EXERCISE ::
Whenever a line in the records below contains "value", pick it out.

PROVIDED INFORMATION ::

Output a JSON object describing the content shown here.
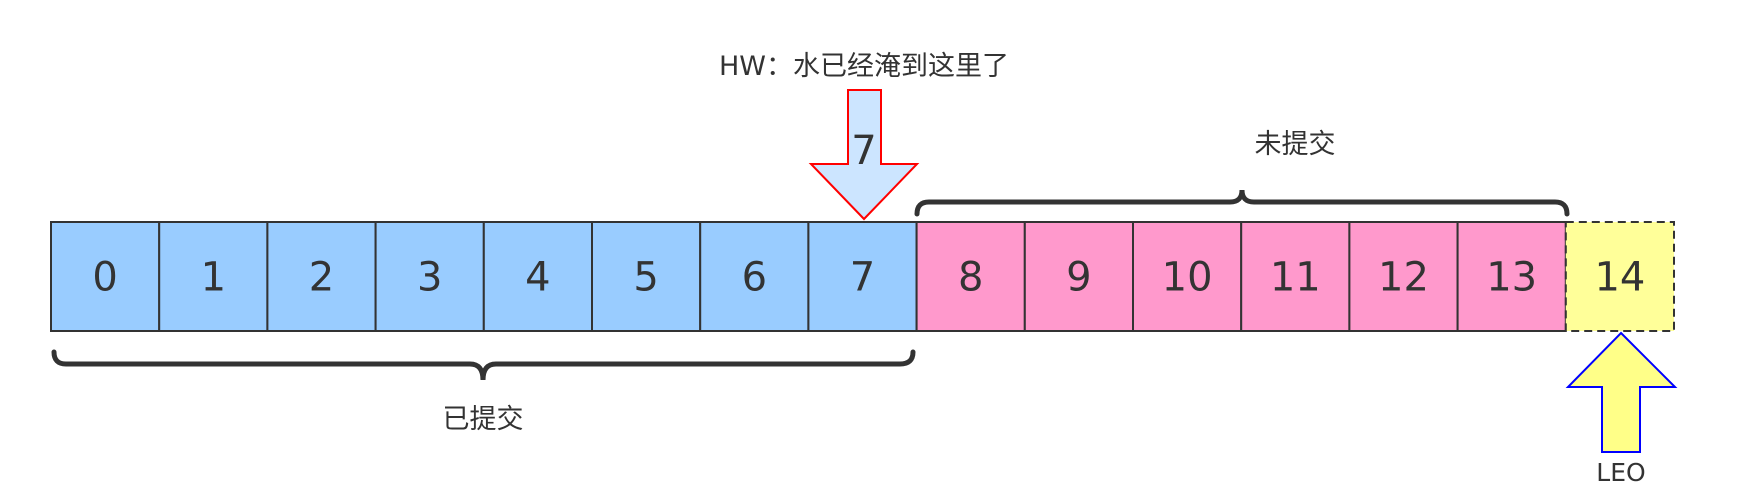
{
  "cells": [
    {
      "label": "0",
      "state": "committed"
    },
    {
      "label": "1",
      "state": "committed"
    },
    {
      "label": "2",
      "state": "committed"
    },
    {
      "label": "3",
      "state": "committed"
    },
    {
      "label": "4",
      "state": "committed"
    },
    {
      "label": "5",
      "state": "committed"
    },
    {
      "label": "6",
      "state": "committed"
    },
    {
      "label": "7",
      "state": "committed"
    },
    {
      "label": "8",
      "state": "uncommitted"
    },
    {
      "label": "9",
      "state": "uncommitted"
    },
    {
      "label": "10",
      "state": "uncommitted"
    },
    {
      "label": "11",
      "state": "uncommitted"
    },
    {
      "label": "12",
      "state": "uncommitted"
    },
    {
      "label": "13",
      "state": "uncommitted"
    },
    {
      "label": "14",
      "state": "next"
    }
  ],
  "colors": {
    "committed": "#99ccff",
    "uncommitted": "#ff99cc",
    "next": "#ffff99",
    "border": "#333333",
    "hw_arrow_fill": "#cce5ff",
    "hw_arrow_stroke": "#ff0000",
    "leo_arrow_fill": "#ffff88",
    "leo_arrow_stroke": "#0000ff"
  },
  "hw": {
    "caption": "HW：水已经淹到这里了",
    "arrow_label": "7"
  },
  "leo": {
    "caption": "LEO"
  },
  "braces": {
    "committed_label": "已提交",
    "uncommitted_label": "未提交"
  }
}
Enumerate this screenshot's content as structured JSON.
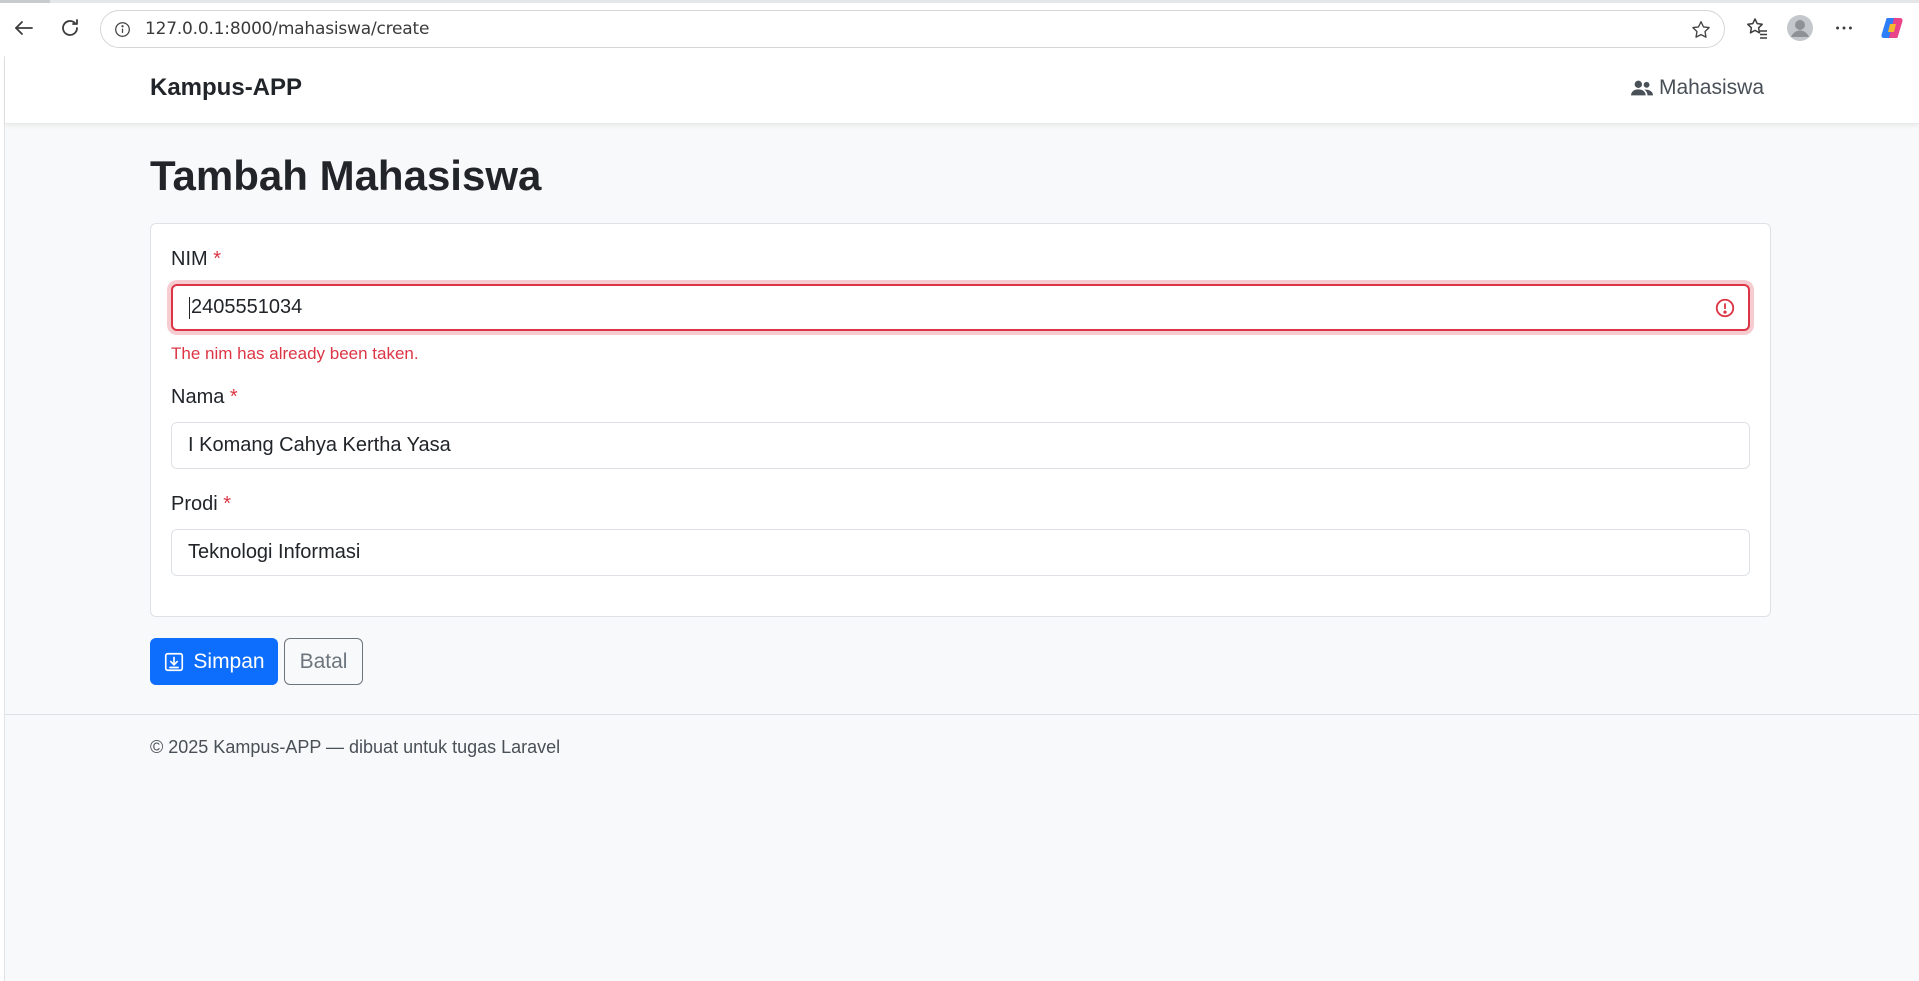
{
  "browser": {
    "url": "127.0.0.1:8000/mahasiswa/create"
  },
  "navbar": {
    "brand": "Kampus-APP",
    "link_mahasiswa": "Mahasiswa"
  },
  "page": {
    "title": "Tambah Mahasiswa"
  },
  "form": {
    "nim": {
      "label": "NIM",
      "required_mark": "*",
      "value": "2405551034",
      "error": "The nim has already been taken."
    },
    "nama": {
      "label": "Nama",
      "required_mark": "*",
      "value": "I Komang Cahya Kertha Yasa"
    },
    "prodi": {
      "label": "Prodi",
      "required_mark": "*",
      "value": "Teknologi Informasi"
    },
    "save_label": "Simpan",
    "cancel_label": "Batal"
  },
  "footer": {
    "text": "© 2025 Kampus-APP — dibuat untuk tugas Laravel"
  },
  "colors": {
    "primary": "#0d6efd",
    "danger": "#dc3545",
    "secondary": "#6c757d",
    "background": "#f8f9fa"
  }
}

SOLVED PROBLEM ::
      "value": "2405551034",
      "value": "I Komang Cahya Kertha Yasa"
      "value": "Teknologi Informasi"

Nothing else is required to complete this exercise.